Just two weeks apart in November, hurricanes Eta and Iota have devastated Central America. Heavy rains and wind, flooding, and landslides have hit Trickle Up’s focus areas in Guatemala – the Ixcán and Nebaj of El Quiché, and Senahú in Alta Verapaz communities – especially hard. Rivers overflowed, hillsides washed away, bridges collapsed, and high winds damaged homes and the natural habitat. The destruction in Guatemala, Honduras, Nicaragua, and Mexico is the worst to hit the region since Hurricane Mitch of 1998.
Homes have been damaged and, in many cases, destroyed. Likewise, Trickle Up participants’ livelihoods, especially those related to agriculture, have been severely damaged or ruined altogether. The two tropical storms also have had significant impact at the community level: roads have become impassable, due to flooding and downed trees; potable water is now often hard to secure; markets are not functioning. Thousands of families fled their homes and remain displaced. The long-term impacts on health, children’s education, the vitality of local markets, and many other dimensions will be severe.

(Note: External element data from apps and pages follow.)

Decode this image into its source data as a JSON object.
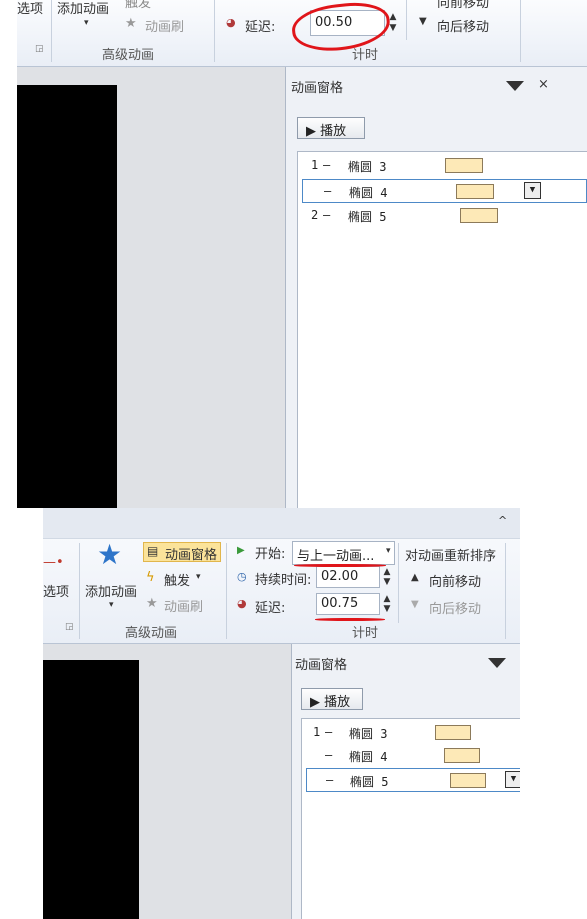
{
  "top": {
    "ribbon": {
      "options_label": "选项",
      "add_animation_label": "添加动画",
      "add_animation_caret": "▾",
      "trigger_label": "触发",
      "animation_painter_label": "动画刷",
      "advanced_group_label": "高级动画",
      "delay_label": "延迟:",
      "delay_value": "00.50",
      "move_later_label": "向后移动",
      "move_earlier_partial": "向前移动",
      "timing_group_label": "计时",
      "corner_glyph": "◲"
    },
    "pane": {
      "title": "动画窗格",
      "close": "×",
      "play_label": "播放",
      "rows": [
        {
          "index": "1",
          "dash": "—",
          "name": "椭圆 3"
        },
        {
          "index": "",
          "dash": "—",
          "name": "椭圆 4"
        },
        {
          "index": "2",
          "dash": "—",
          "name": "椭圆 5"
        }
      ]
    }
  },
  "bottom": {
    "ribbon": {
      "options_label": "选项",
      "add_animation_label": "添加动画",
      "add_animation_caret": "▾",
      "animation_pane_label": "动画窗格",
      "trigger_label": "触发",
      "trigger_caret": "▾",
      "animation_painter_label": "动画刷",
      "advanced_group_label": "高级动画",
      "start_label": "开始:",
      "start_value": "与上一动画...",
      "duration_label": "持续时间:",
      "duration_value": "02.00",
      "delay_label": "延迟:",
      "delay_value": "00.75",
      "reorder_label": "对动画重新排序",
      "move_earlier_label": "向前移动",
      "move_later_label": "向后移动",
      "timing_group_label": "计时",
      "collapse_glyph": "^",
      "corner_glyph": "◲"
    },
    "pane": {
      "title": "动画窗格",
      "play_label": "播放",
      "rows": [
        {
          "index": "1",
          "dash": "—",
          "name": "椭圆 3"
        },
        {
          "index": "",
          "dash": "—",
          "name": "椭圆 4"
        },
        {
          "index": "",
          "dash": "—",
          "name": "椭圆 5"
        }
      ]
    }
  },
  "colors": {
    "annotation_red": "#e0151a",
    "timing_bar": "#fde9b7",
    "selection_border": "#4d89c7"
  }
}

In Ixcan, for example, Eta and Iota caused the Chixoy and Tzeja rivers to overflow, affecting the bean, corn, banana and other crops in 19 Ixcán communities, impacting 7,000 families – including 243 Trickle Up participants. At least half lost all their home crops and several partially or totally their businesses.
While hurricanes and tropical storms have always been a fact of life in the region, the back-to-back frequency and intensity of Iota and Eta can be seen as examples of how climate change is threatening the lives and livelihoods of poor families. Climate change experts predict that the two hurricanes may be previews of future calamities in the region. The devastation is likely to increase pressure on families, many without other options, to undertake the dangerous passage to the US.

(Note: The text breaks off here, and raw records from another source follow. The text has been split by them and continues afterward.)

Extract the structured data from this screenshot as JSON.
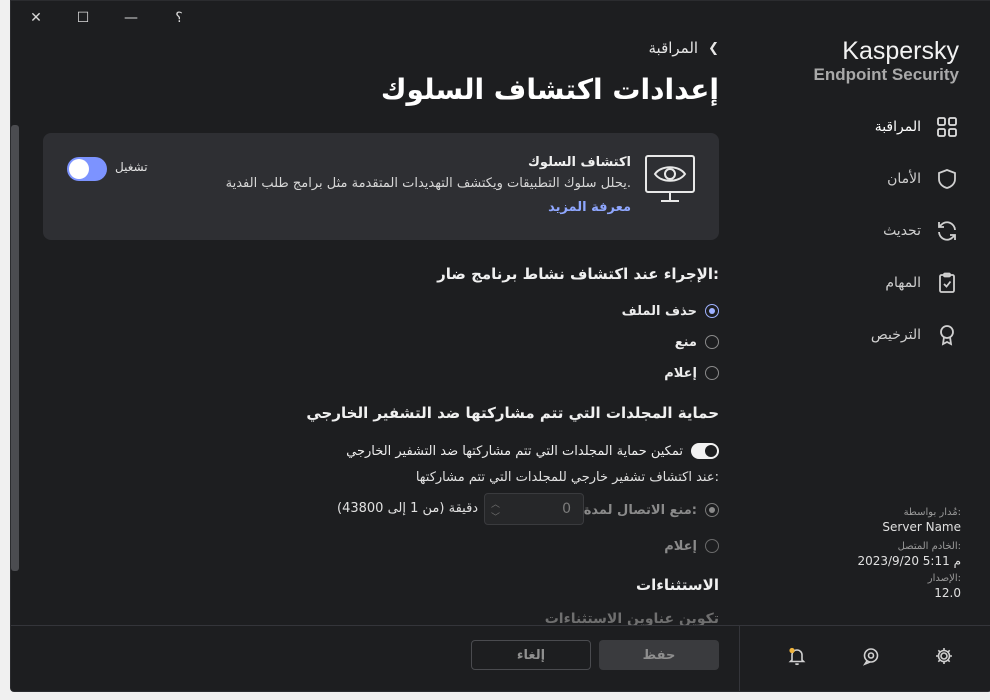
{
  "window": {
    "controls": {
      "close": "✕",
      "maximize": "☐",
      "minimize": "—",
      "help": "؟"
    }
  },
  "sidebar": {
    "brand_name": "Kaspersky",
    "brand_product": "Endpoint Security",
    "items": [
      {
        "label": "المراقبة",
        "icon": "dashboard-grid-icon",
        "active": true
      },
      {
        "label": "الأمان",
        "icon": "shield-icon",
        "active": false
      },
      {
        "label": "تحديث",
        "icon": "refresh-icon",
        "active": false
      },
      {
        "label": "المهام",
        "icon": "clipboard-check-icon",
        "active": false
      },
      {
        "label": "الترخيص",
        "icon": "award-ribbon-icon",
        "active": false
      }
    ],
    "meta": {
      "managed_by_label": "مُدار بواسطة:",
      "managed_by_value": "Server Name",
      "connected_label": "الخادم المتصل:",
      "connected_value": "2023/9/20 5:11 م",
      "version_label": "الإصدار:",
      "version_value": "12.0"
    }
  },
  "main": {
    "breadcrumb": "المراقبة",
    "title": "إعدادات اكتشاف السلوك",
    "card": {
      "title": "اكتشاف السلوك",
      "description": "يحلل سلوك التطبيقات ويكتشف التهديدات المتقدمة مثل برامج طلب الفدية.",
      "link": "معرفة المزيد",
      "toggle_label": "تشغيل",
      "toggle_on": true
    },
    "action_section": {
      "heading": "الإجراء عند اكتشاف نشاط برنامج ضار:",
      "options": [
        {
          "label": "حذف الملف",
          "selected": true
        },
        {
          "label": "منع",
          "selected": false
        },
        {
          "label": "إعلام",
          "selected": false
        }
      ]
    },
    "shared_folders": {
      "heading": "حماية المجلدات التي تتم مشاركتها ضد التشفير الخارجي",
      "toggle_label": "تمكين حماية المجلدات التي تتم مشاركتها ضد التشفير الخارجي",
      "toggle_on": true,
      "sub_label": "عند اكتشاف تشفير خارجي للمجلدات التي تتم مشاركتها:",
      "block_label": "منع الاتصال لمدة:",
      "block_value": "0",
      "minutes_label": "دقيقة (من 1 إلى 43800)",
      "notify_label": "إعلام"
    },
    "exclusions": {
      "heading": "الاستثناءات",
      "configure_link": "تكوين عناوين الاستثناءات"
    }
  },
  "footer": {
    "save": "حفظ",
    "cancel": "إلغاء"
  }
}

To respond to this crisis, Trickle Up established a Guatemala Emergency Fund to help with relief and recovery. Our board and other donors have responded generously. Our first step has been to consult with participants and local government officials to understand their priorities. To date, we have agreed to support an emergency project to repair a stormwater drainage system that is essential to the lives of every member of the Yalijux community.
Yalijux is a rural community in the highlands of the Senahu, Alta Verapaz municipality in the northern highlands of Guatemala. Members of the Yalijux community are mainly part of the Q’eqchi Mayan indigenous group. Situated on a mountain, Senahu faces the challenges of soil erosion, steep topography, and difficult growing conditions. Trickle Up currently has 96 participants in Yalijux.
When we went to ask local officials and members of the community, they told us that flooding caused by Eta and Iota severely damaged a local lagoon, which helped treat wastewater and provide overflow capacity for more normal rainfall. Flooding of the San José River raised the water level of the lagoon, which caused flooding of dozens of houses.
A new pipeline was required in order to drain the lagoon and have a permanent pipeline to mitigate future flooding. Trickle Up funds were used to purchase 475 feet of corrugated pipe and transport it from Guatemala City. The local government will provide machinery, materials, transportation, and labor. Trickle Up’s investment: $10,600.
As we did in Senahu, we look to the community to identify its most urgent needs. Depending on funds, we may invest in repair of water systems or roads. Even though Trickle Up’s focus typically is at the household level, rather than the entire community, a crisis like this creates a need for a community-level solution, so that our participants can benefit and Trickle Up and our partners are highly valued by local leaders.
We also are exploring ways to help other Trickle Up participants directly, so that they can resume their businesses.
Give now to help Trickle Up participants and communities recover from Hurricanes Eta and Iota.